• Task details
Print every record exactly.

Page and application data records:
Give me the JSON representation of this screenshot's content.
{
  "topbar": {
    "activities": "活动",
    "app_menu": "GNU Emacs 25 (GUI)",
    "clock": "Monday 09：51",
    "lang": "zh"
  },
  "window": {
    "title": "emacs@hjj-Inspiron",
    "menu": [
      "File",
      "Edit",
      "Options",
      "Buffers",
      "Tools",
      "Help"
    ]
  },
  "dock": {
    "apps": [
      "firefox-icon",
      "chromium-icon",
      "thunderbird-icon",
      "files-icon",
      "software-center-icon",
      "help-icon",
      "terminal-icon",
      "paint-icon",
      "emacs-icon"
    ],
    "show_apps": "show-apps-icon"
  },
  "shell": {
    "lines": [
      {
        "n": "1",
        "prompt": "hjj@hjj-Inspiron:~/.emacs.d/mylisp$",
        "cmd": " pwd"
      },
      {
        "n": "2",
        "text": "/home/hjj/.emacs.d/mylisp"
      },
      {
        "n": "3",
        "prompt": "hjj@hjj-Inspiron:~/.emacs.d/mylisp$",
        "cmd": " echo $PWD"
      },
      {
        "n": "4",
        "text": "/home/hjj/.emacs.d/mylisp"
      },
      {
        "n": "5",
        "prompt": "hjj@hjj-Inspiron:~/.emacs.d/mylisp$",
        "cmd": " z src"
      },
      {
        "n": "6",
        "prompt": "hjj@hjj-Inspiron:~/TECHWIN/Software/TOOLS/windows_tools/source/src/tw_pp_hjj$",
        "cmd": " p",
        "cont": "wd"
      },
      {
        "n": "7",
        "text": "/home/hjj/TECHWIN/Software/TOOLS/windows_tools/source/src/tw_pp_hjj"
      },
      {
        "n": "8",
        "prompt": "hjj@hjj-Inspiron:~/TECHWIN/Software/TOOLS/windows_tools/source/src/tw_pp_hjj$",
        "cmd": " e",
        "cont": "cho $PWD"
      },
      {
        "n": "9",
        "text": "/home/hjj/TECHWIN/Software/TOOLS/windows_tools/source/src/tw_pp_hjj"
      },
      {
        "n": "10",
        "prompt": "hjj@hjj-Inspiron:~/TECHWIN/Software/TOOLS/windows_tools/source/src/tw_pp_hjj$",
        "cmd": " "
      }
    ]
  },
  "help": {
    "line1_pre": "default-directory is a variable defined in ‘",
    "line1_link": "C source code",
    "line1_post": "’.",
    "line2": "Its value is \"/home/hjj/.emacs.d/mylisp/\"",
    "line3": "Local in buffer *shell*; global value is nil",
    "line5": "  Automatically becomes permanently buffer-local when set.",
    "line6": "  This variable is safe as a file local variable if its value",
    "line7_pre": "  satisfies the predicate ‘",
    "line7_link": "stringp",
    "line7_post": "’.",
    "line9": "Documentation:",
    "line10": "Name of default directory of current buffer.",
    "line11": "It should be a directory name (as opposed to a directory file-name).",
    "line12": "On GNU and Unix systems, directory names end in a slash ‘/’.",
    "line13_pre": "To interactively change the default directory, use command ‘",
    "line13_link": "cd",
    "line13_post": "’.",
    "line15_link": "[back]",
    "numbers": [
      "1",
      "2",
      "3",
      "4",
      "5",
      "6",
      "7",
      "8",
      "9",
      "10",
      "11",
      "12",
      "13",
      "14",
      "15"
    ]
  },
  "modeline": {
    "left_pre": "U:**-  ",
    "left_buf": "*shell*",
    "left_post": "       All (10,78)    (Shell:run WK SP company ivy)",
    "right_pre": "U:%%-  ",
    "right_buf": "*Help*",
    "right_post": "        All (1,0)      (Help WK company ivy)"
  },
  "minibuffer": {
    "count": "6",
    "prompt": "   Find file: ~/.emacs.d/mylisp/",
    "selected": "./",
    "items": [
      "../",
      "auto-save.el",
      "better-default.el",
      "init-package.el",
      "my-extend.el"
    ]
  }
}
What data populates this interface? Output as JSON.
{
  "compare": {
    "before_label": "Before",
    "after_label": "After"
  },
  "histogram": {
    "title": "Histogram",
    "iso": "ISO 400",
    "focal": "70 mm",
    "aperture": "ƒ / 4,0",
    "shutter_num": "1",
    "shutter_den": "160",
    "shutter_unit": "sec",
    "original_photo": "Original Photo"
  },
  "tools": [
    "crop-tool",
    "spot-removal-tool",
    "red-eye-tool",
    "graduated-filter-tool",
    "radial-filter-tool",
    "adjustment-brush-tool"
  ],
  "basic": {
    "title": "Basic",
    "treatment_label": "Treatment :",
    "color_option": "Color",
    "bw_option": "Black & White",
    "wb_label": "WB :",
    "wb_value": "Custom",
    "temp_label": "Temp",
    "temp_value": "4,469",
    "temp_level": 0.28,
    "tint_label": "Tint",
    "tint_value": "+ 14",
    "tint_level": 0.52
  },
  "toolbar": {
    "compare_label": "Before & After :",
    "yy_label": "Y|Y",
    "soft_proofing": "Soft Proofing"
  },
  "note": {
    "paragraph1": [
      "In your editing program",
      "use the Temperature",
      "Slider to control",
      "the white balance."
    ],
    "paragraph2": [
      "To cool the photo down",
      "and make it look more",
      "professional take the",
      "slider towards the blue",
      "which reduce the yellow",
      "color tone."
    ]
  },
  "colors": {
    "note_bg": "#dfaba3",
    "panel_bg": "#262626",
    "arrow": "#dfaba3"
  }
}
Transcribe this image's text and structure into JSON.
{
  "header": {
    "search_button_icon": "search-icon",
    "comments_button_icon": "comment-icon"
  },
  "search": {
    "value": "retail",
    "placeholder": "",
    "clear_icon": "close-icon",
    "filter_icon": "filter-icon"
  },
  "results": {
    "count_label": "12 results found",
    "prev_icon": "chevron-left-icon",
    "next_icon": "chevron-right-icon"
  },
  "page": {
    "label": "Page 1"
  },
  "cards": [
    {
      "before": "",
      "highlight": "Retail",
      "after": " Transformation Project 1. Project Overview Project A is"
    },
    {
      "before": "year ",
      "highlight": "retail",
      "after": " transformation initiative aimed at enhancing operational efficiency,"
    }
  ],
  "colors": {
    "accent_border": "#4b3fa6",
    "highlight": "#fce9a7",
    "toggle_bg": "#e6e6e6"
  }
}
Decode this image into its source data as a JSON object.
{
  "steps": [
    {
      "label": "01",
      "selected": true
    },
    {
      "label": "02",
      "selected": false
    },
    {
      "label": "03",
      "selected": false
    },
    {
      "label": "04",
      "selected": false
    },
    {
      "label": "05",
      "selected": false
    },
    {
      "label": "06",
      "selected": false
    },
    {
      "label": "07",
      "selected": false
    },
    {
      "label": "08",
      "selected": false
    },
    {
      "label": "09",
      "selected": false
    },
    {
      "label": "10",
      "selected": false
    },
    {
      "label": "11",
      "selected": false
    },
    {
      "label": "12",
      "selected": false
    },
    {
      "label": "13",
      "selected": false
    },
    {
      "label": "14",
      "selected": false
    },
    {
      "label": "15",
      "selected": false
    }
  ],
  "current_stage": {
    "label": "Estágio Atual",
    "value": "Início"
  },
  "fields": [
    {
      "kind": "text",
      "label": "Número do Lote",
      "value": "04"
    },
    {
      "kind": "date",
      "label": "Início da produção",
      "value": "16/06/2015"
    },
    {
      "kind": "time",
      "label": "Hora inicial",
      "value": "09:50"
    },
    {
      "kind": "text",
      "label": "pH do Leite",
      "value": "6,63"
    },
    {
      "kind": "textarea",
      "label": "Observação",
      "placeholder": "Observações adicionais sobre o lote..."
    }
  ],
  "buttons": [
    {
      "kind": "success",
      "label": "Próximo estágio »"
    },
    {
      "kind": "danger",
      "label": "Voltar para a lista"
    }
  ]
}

• Solution for this task
Give me the JSON representation of this screenshot's content.
{
  "topbar": {
    "activities": "活动",
    "app_menu": "GNU Emacs 25 (GUI)",
    "clock": "Monday 09：51",
    "lang": "zh"
  },
  "window": {
    "title": "emacs@hjj-Inspiron",
    "menu": [
      "File",
      "Edit",
      "Options",
      "Buffers",
      "Tools",
      "Help"
    ]
  },
  "dock": {
    "apps": [
      "firefox-icon",
      "chromium-icon",
      "thunderbird-icon",
      "files-icon",
      "software-center-icon",
      "help-icon",
      "terminal-icon",
      "paint-icon",
      "emacs-icon"
    ],
    "show_apps": "show-apps-icon"
  },
  "shell": {
    "lines": [
      {
        "n": "1",
        "prompt": "hjj@hjj-Inspiron:~/.emacs.d/mylisp$",
        "cmd": " pwd"
      },
      {
        "n": "2",
        "text": "/home/hjj/.emacs.d/mylisp"
      },
      {
        "n": "3",
        "prompt": "hjj@hjj-Inspiron:~/.emacs.d/mylisp$",
        "cmd": " echo $PWD"
      },
      {
        "n": "4",
        "text": "/home/hjj/.emacs.d/mylisp"
      },
      {
        "n": "5",
        "prompt": "hjj@hjj-Inspiron:~/.emacs.d/mylisp$",
        "cmd": " z src"
      },
      {
        "n": "6",
        "prompt": "hjj@hjj-Inspiron:~/TECHWIN/Software/TOOLS/windows_tools/source/src/tw_pp_hjj$",
        "cmd": " p",
        "cont": "wd"
      },
      {
        "n": "7",
        "text": "/home/hjj/TECHWIN/Software/TOOLS/windows_tools/source/src/tw_pp_hjj"
      },
      {
        "n": "8",
        "prompt": "hjj@hjj-Inspiron:~/TECHWIN/Software/TOOLS/windows_tools/source/src/tw_pp_hjj$",
        "cmd": " e",
        "cont": "cho $PWD"
      },
      {
        "n": "9",
        "text": "/home/hjj/TECHWIN/Software/TOOLS/windows_tools/source/src/tw_pp_hjj"
      },
      {
        "n": "10",
        "prompt": "hjj@hjj-Inspiron:~/TECHWIN/Software/TOOLS/windows_tools/source/src/tw_pp_hjj$",
        "cmd": " "
      }
    ]
  },
  "help": {
    "line1_pre": "default-directory is a variable defined in ‘",
    "line1_link": "C source code",
    "line1_post": "’.",
    "line2": "Its value is \"/home/hjj/.emacs.d/mylisp/\"",
    "line3": "Local in buffer *shell*; global value is nil",
    "line5": "  Automatically becomes permanently buffer-local when set.",
    "line6": "  This variable is safe as a file local variable if its value",
    "line7_pre": "  satisfies the predicate ‘",
    "line7_link": "stringp",
    "line7_post": "’.",
    "line9": "Documentation:",
    "line10": "Name of default directory of current buffer.",
    "line11": "It should be a directory name (as opposed to a directory file-name).",
    "line12": "On GNU and Unix systems, directory names end in a slash ‘/’.",
    "line13_pre": "To interactively change the default directory, use command ‘",
    "line13_link": "cd",
    "line13_post": "’.",
    "line15_link": "[back]",
    "numbers": [
      "1",
      "2",
      "3",
      "4",
      "5",
      "6",
      "7",
      "8",
      "9",
      "10",
      "11",
      "12",
      "13",
      "14",
      "15"
    ]
  },
  "modeline": {
    "left_pre": "U:**-  ",
    "left_buf": "*shell*",
    "left_post": "       All (10,78)    (Shell:run WK SP company ivy)",
    "right_pre": "U:%%-  ",
    "right_buf": "*Help*",
    "right_post": "        All (1,0)      (Help WK company ivy)"
  },
  "minibuffer": {
    "count": "6",
    "prompt": "   Find file: ~/.emacs.d/mylisp/",
    "selected": "./",
    "items": [
      "../",
      "auto-save.el",
      "better-default.el",
      "init-package.el",
      "my-extend.el"
    ]
  }
}
What data populates this interface? Output as JSON.
{
  "compare": {
    "before_label": "Before",
    "after_label": "After"
  },
  "histogram": {
    "title": "Histogram",
    "iso": "ISO 400",
    "focal": "70 mm",
    "aperture": "ƒ / 4,0",
    "shutter_num": "1",
    "shutter_den": "160",
    "shutter_unit": "sec",
    "original_photo": "Original Photo"
  },
  "tools": [
    "crop-tool",
    "spot-removal-tool",
    "red-eye-tool",
    "graduated-filter-tool",
    "radial-filter-tool",
    "adjustment-brush-tool"
  ],
  "basic": {
    "title": "Basic",
    "treatment_label": "Treatment :",
    "color_option": "Color",
    "bw_option": "Black & White",
    "wb_label": "WB :",
    "wb_value": "Custom",
    "temp_label": "Temp",
    "temp_value": "4,469",
    "temp_level": 0.28,
    "tint_label": "Tint",
    "tint_value": "+ 14",
    "tint_level": 0.52
  },
  "toolbar": {
    "compare_label": "Before & After :",
    "yy_label": "Y|Y",
    "soft_proofing": "Soft Proofing"
  },
  "note": {
    "paragraph1": [
      "In your editing program",
      "use the Temperature",
      "Slider to control",
      "the white balance."
    ],
    "paragraph2": [
      "To cool the photo down",
      "and make it look more",
      "professional take the",
      "slider towards the blue",
      "which reduce the yellow",
      "color tone."
    ]
  },
  "colors": {
    "note_bg": "#dfaba3",
    "panel_bg": "#262626",
    "arrow": "#dfaba3"
  }
}
Transcribe this image's text and structure into JSON.
{
  "header": {
    "search_button_icon": "search-icon",
    "comments_button_icon": "comment-icon"
  },
  "search": {
    "value": "retail",
    "placeholder": "",
    "clear_icon": "close-icon",
    "filter_icon": "filter-icon"
  },
  "results": {
    "count_label": "12 results found",
    "prev_icon": "chevron-left-icon",
    "next_icon": "chevron-right-icon"
  },
  "page": {
    "label": "Page 1"
  },
  "cards": [
    {
      "before": "",
      "highlight": "Retail",
      "after": " Transformation Project 1. Project Overview Project A is"
    },
    {
      "before": "year ",
      "highlight": "retail",
      "after": " transformation initiative aimed at enhancing operational efficiency,"
    }
  ],
  "colors": {
    "accent_border": "#4b3fa6",
    "highlight": "#fce9a7",
    "toggle_bg": "#e6e6e6"
  }
}
Decode this image into its source data as a JSON object.
{
  "steps": [
    {
      "label": "01",
      "selected": true
    },
    {
      "label": "02",
      "selected": false
    },
    {
      "label": "03",
      "selected": false
    },
    {
      "label": "04",
      "selected": false
    },
    {
      "label": "05",
      "selected": false
    },
    {
      "label": "06",
      "selected": false
    },
    {
      "label": "07",
      "selected": false
    },
    {
      "label": "08",
      "selected": false
    },
    {
      "label": "09",
      "selected": false
    },
    {
      "label": "10",
      "selected": false
    },
    {
      "label": "11",
      "selected": false
    },
    {
      "label": "12",
      "selected": false
    },
    {
      "label": "13",
      "selected": false
    },
    {
      "label": "14",
      "selected": false
    },
    {
      "label": "15",
      "selected": false
    }
  ],
  "current_stage": {
    "label": "Estágio Atual",
    "value": "Início"
  },
  "fields": [
    {
      "kind": "text",
      "label": "Número do Lote",
      "value": "04"
    },
    {
      "kind": "date",
      "label": "Início da produção",
      "value": "16/06/2015"
    },
    {
      "kind": "time",
      "label": "Hora inicial",
      "value": "09:50"
    },
    {
      "kind": "text",
      "label": "pH do Leite",
      "value": "6,63"
    },
    {
      "kind": "textarea",
      "label": "Observação",
      "placeholder": "Observações adicionais sobre o lote..."
    }
  ],
  "buttons": [
    {
      "kind": "success",
      "label": "Próximo estágio »"
    },
    {
      "kind": "danger",
      "label": "Voltar para a lista"
    }
  ]
}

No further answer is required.